“The Ten Ships,” which was written ten years ago, argued that Afghanistan had no intrinsic geographical value in the War on Terror.
One of the reasons the Navy opposed a Southwest Pacific campaign during the Pacific War was the shrewd appreciation that once bureaucracy started on a task it would grow with it like a cancer whatever its original purpose. Admiral King wasn’t against an action in the Solomons. He was just afraid that it would take on a life of its own. The passage of time has not changed this tendency.
The campaign in Afghanistan began in 2002 with a specific purpose. But by the time Barack Obama was running for President its chief attraction was the fact that it was an alternative to the campaign in Iraq.
A 2009 article in the Wall Street Journal covering his speech before the VWF captured his thinking: Afghanistan was a “war of necessity”, unlike Iraq, which was a “war of choice”. Of all the “false choices” the President was fond of rhetorically raising, this was perhaps the falsest choice of all.
By asserting that Afghanistan, not oil or the Middle East or radical Islam was the center of gravity of the enemy, President Obama completely misframed the strategic choices.
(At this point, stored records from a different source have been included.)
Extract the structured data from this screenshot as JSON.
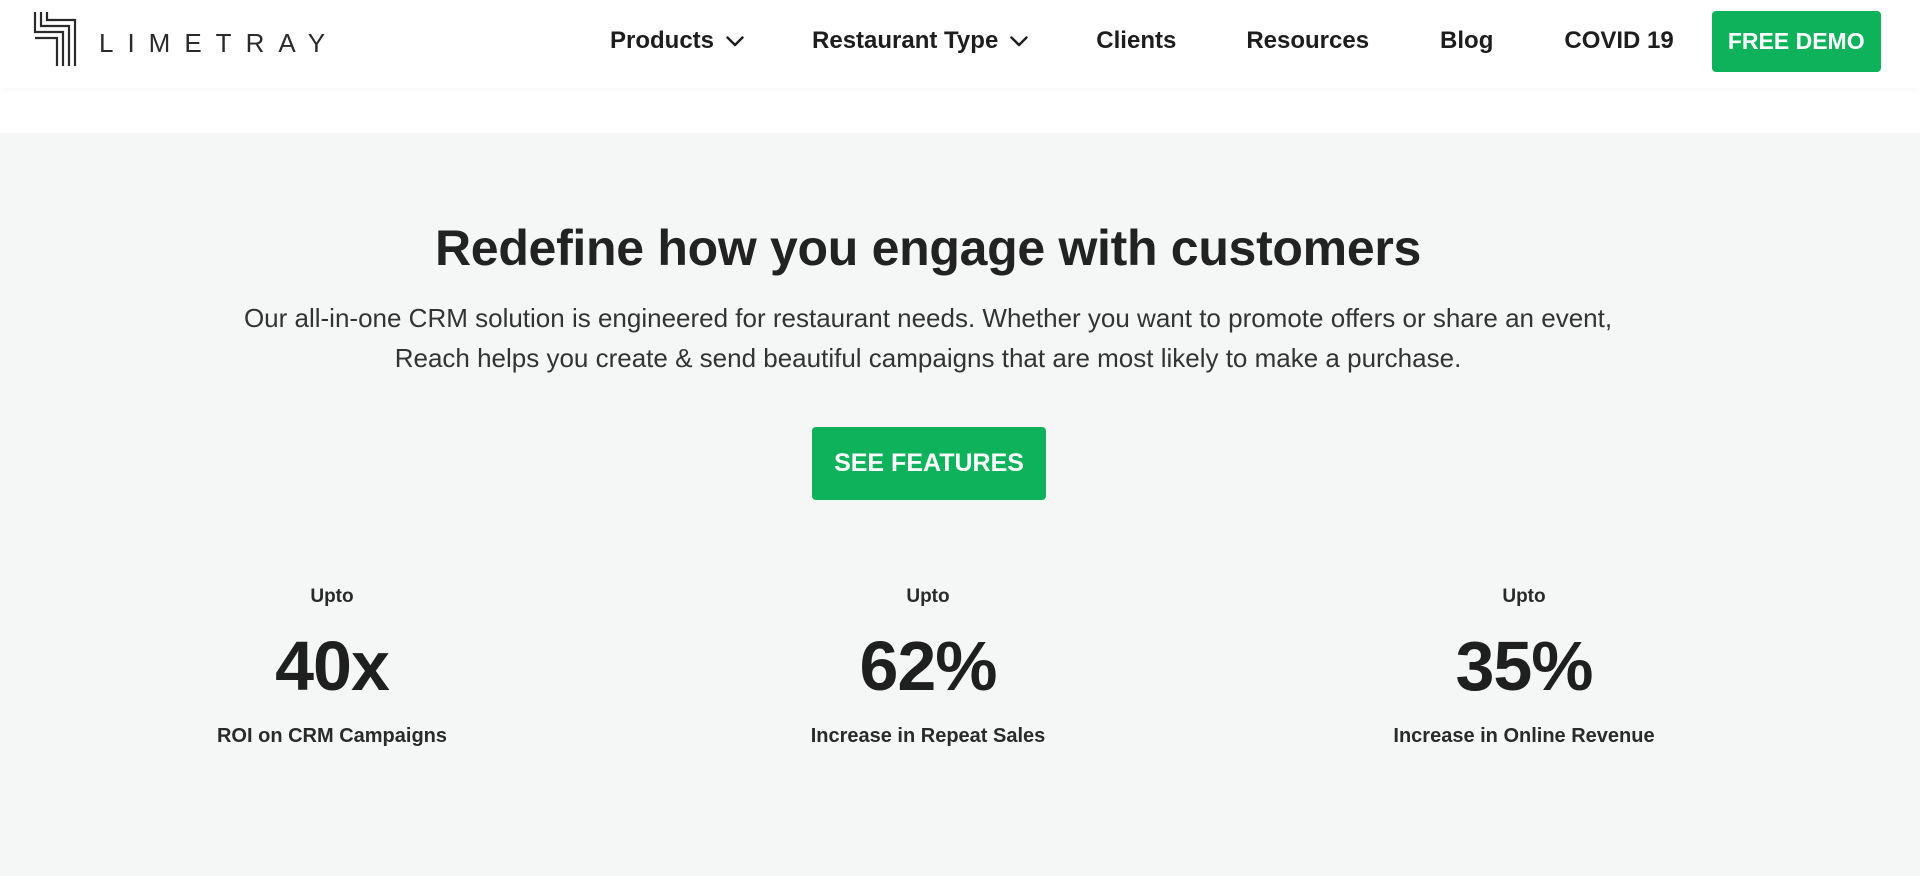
{
  "header": {
    "logo_text": "LIMETRAY",
    "nav": {
      "products": "Products",
      "restaurant_type": "Restaurant Type",
      "clients": "Clients",
      "resources": "Resources",
      "blog": "Blog",
      "covid": "COVID 19"
    },
    "cta_label": "FREE DEMO"
  },
  "hero": {
    "title": "Redefine how you engage with customers",
    "description_line1": "Our all-in-one CRM solution is engineered for restaurant needs. Whether you want to promote offers or share an event,",
    "description_line2": "Reach helps you create & send beautiful campaigns that are most likely to make a purchase.",
    "cta_label": "SEE FEATURES"
  },
  "stats": [
    {
      "prefix": "Upto",
      "value": "40x",
      "label": "ROI on CRM Campaigns"
    },
    {
      "prefix": "Upto",
      "value": "62%",
      "label": "Increase in Repeat Sales"
    },
    {
      "prefix": "Upto",
      "value": "35%",
      "label": "Increase in Online Revenue"
    }
  ],
  "colors": {
    "accent": "#0db25a",
    "hero_background": "#f5f7f6",
    "text": "#222222"
  },
  "icons": {
    "logo": "limetray-logo-mark",
    "dropdown": "chevron-down-icon"
  }
}
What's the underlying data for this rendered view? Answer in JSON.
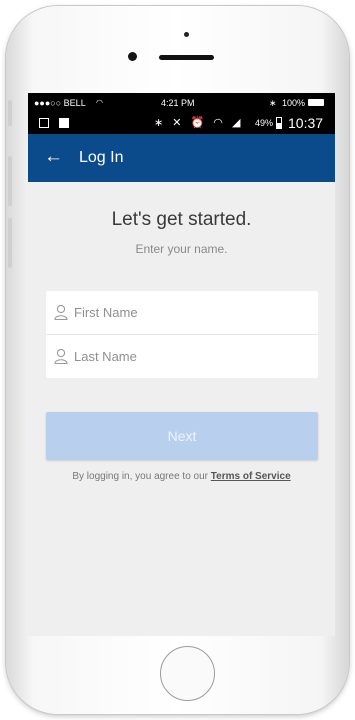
{
  "ios_status": {
    "carrier": "●●●○○ BELL",
    "time": "4:21 PM",
    "battery": "100%"
  },
  "android_status": {
    "battery": "49%",
    "time": "10:37"
  },
  "appbar": {
    "back_icon": "arrow-left-icon",
    "title": "Log In"
  },
  "main": {
    "heading": "Let's get started.",
    "subheading": "Enter your name.",
    "first_name_placeholder": "First Name",
    "last_name_placeholder": "Last Name",
    "first_name_value": "",
    "last_name_value": "",
    "next_label": "Next",
    "tos_prefix": "By logging in, you agree to our",
    "tos_link": "Terms of Service"
  },
  "colors": {
    "appbar": "#0b4a8b",
    "next_button": "#b8cfee",
    "background": "#efefef"
  }
}
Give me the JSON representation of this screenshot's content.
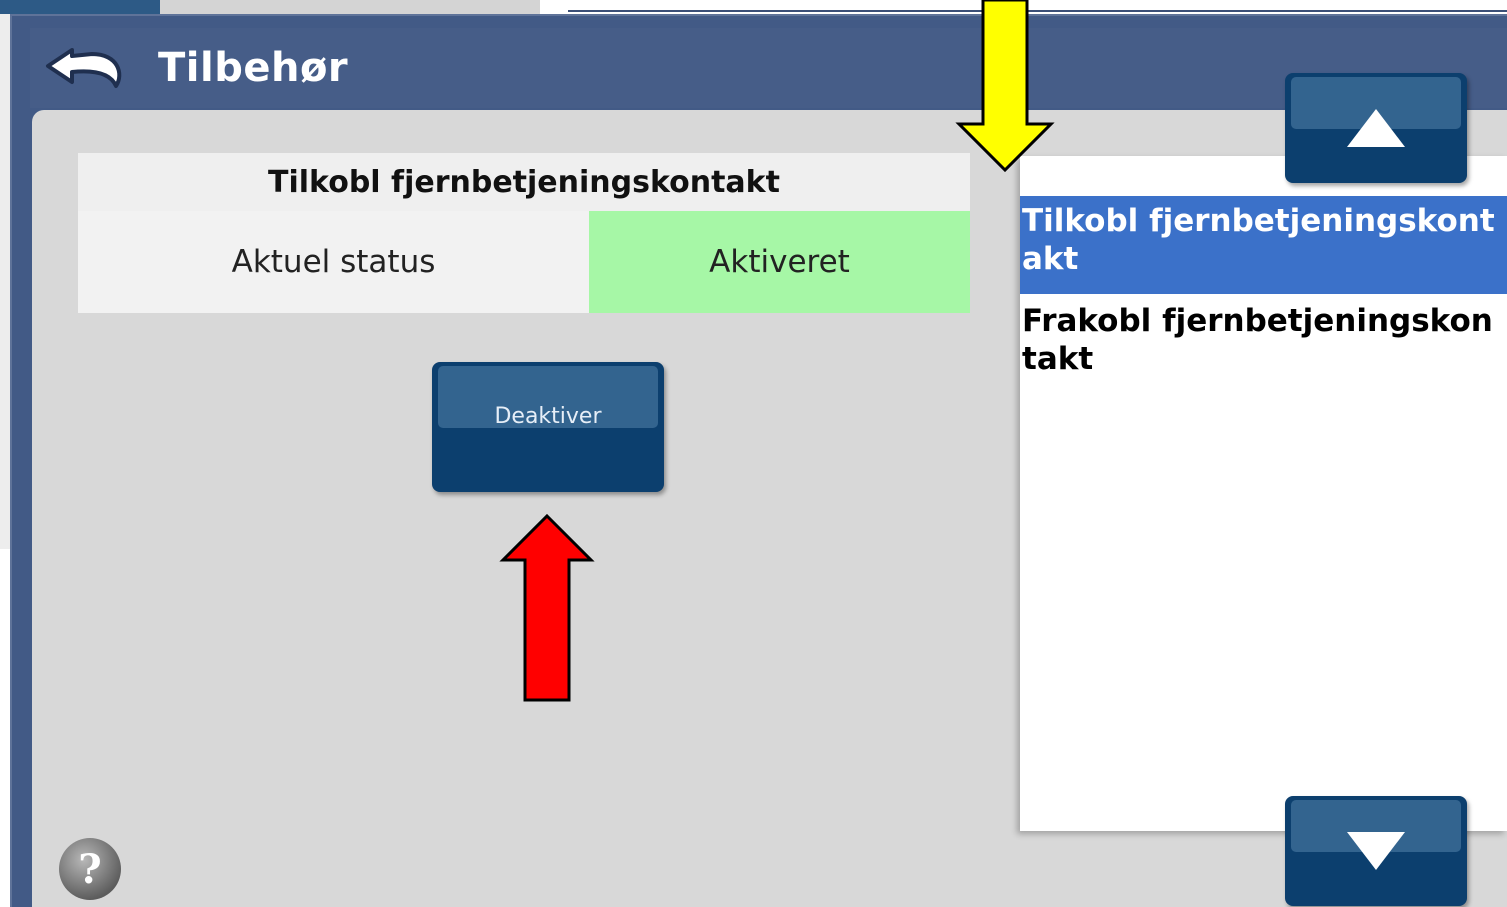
{
  "dialog": {
    "title": "Tilbehør"
  },
  "status_panel": {
    "heading": "Tilkobl fjernbetjeningskontakt",
    "label": "Aktuel status",
    "value": "Aktiveret",
    "value_color": "#a6f7a6"
  },
  "action_button": {
    "label": "Deaktiver"
  },
  "list": {
    "items": [
      {
        "label": "Tilkobl fjernbetjeningskontakt",
        "selected": true
      },
      {
        "label": "Frakobl fjernbetjeningskontakt",
        "selected": false
      }
    ],
    "selected_color": "#3b71c9"
  },
  "icons": {
    "back": "back-arrow-icon",
    "scroll_up": "triangle-up-icon",
    "scroll_down": "triangle-down-icon",
    "help": "question-mark-icon"
  },
  "annotations": {
    "yellow_arrow_color": "#ffff00",
    "red_arrow_color": "#ff0000"
  },
  "colors": {
    "header": "#465d88",
    "content": "#d8d8d8",
    "button": "#0c3f6e"
  }
}
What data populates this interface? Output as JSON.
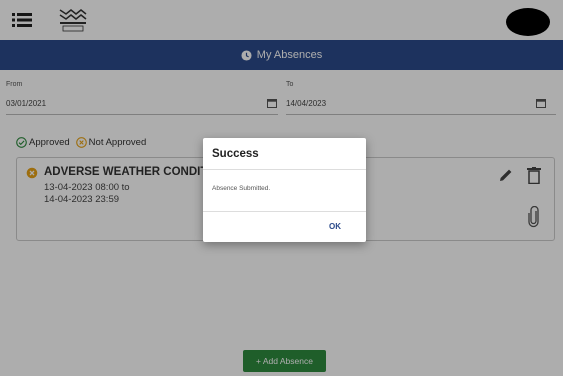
{
  "page": {
    "title": "My Absences"
  },
  "range": {
    "from_label": "From",
    "from_value": "03/01/2021",
    "to_label": "To",
    "to_value": "14/04/2023"
  },
  "legend": {
    "approved_label": "Approved",
    "not_approved_label": "Not Approved",
    "approved_color": "#2e8b3e",
    "not_approved_color": "#e8a317"
  },
  "absence": {
    "title": "ADVERSE WEATHER CONDITION",
    "start": "13-04-2023 08:00 to",
    "end": "14-04-2023 23:59",
    "status": "not-approved"
  },
  "actions": {
    "add_label": "+ Add Absence"
  },
  "dialog": {
    "title": "Success",
    "message": "Absence Submitted.",
    "ok_label": "OK"
  },
  "icons": {
    "menu": "menu-icon",
    "logo": "logo-icon",
    "avatar": "avatar",
    "clock": "clock-icon",
    "calendar": "calendar-icon",
    "edit": "pencil-icon",
    "delete": "trash-icon",
    "attachment": "paperclip-icon"
  },
  "colors": {
    "header": "#2b4a8b",
    "accent": "#2e8b3e"
  }
}
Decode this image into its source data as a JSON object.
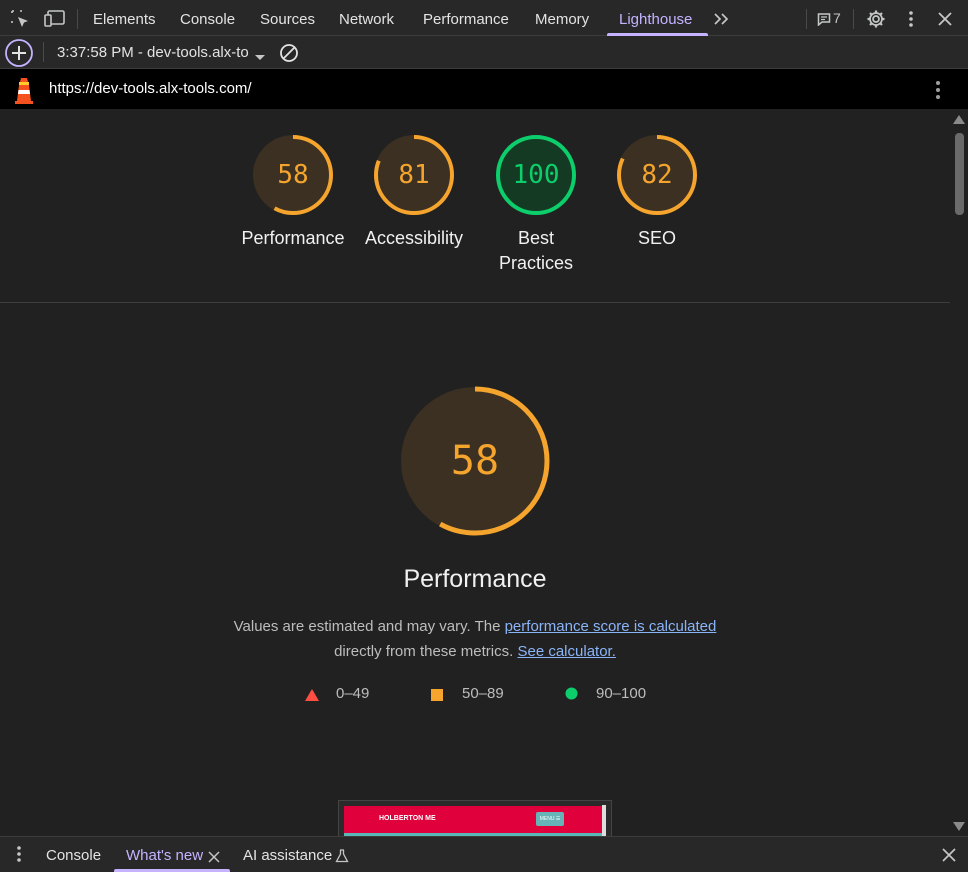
{
  "colors": {
    "accent": "#c5b3ff",
    "average": "#f5a52d",
    "pass": "#0cce6b",
    "fail": "#ff4e42",
    "link": "#8ab4f8"
  },
  "toolbar": {
    "tabs": [
      "Elements",
      "Console",
      "Sources",
      "Network",
      "Performance",
      "Memory",
      "Lighthouse"
    ],
    "active_tab": "Lighthouse",
    "issues_count": "7",
    "icons": [
      "inspect-element-icon",
      "device-toolbar-icon",
      "more-tabs-icon",
      "issues-icon",
      "settings-icon",
      "more-options-icon",
      "close-icon"
    ]
  },
  "report_toolbar": {
    "report_selector": "3:37:58 PM - dev-tools.alx-to",
    "icons": [
      "new-report-icon",
      "dropdown-arrow-icon",
      "clear-icon"
    ]
  },
  "url_bar": {
    "url": "https://dev-tools.alx-tools.com/",
    "icons": [
      "lighthouse-icon",
      "more-vert-icon"
    ]
  },
  "scores": [
    {
      "label": "Performance",
      "value": "58",
      "status": "average"
    },
    {
      "label": "Accessibility",
      "value": "81",
      "status": "average"
    },
    {
      "label": "Best Practices",
      "line1": "Best",
      "line2": "Practices",
      "value": "100",
      "status": "pass"
    },
    {
      "label": "SEO",
      "value": "82",
      "status": "average"
    }
  ],
  "performance": {
    "score": "58",
    "title": "Performance",
    "desc_text1": "Values are estimated and may vary. The ",
    "desc_link1": "performance score is calculated",
    "desc_text2": "directly from these metrics. ",
    "desc_link2": "See calculator."
  },
  "legend": [
    {
      "range": "0–49",
      "shape": "triangle"
    },
    {
      "range": "50–89",
      "shape": "square"
    },
    {
      "range": "90–100",
      "shape": "circle"
    }
  ],
  "screenshot_thumb": {
    "title": "HOLBERTON ME",
    "button": "MENU ☰"
  },
  "drawer": {
    "tabs": [
      "Console",
      "What's new",
      "AI assistance"
    ],
    "active_tab": "What's new"
  }
}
Time has been kind to that assessment. Attempts to remake Afghanistan into something moderately Western through nation-building has wound up feeding the Taliban. “Families of almost 150 U.S. service members and civilians who were killed or wounded in terror attacks in Afghanistan sued a group of Western contractors involved in the nation’s reconstruction for allegedly bribing the Taliban for protection for years.”
The alleged payments ultimately helped finance a Taliban-led insurgency that led to the attacks in Afghanistan between 2009 and 2017, according to a lawsuit filed Friday in federal court in Washington. The suit seeks unspecified damages for the families under the Anti-Terrorism Act.
“Defendants were all large Western companies with lucrative businesses in post-9/11 Afghanistan, and they all paid the Taliban to refrain from attacking their business interests,” according to the complaint. “Those protection payments aided and abetted terrorism by directly funding an al-Qaida-backed Taliban insurgency that killed and injured thousands of Americans.”
The Ten Ships argued — ten years ago — that one denies the jihad money, not give it to them…………
For all of its defects the campaign in Iraq was at least in the right place: at the locus of oil, ideology and brutal regimes that are the Middle East.
Ideally the campaign in Iraq would have a sent a wave of democratization through the area, undermined the attraction of radical Islam, provided a base from which to physically control oil if necessary.
That the campaign failed to attain many of objectives should not obscure the fact that its objectives were valid.
It made far more strategic sense than fighting tribesmen in Afghanistan.
Ideology, rogue regimes, energy are the three entities which have replaced the “ten ships” of 70 years ago.
The means through which these three entities should be engaged ought to be the subject of reasoned debate, whether by military, economic or technological means. But the vital nature of these objectives ought not to be. Neutralize the intellectual appeal of radical Islam, topple the rogue regimes, and ease Western dependence on oil and you win the war. Yet their centrality, and even their existence is what the politicians constantly deny.
If the War on Terror seems largely won today, or at least less desperate than September 2001, it is because radical Islam has discredited itself, the strongmen of the Middle East have self-immolated themselves through their own dysfunction, and entrepreneurs have eased American dependence on foreign oil through fracking and other innovations.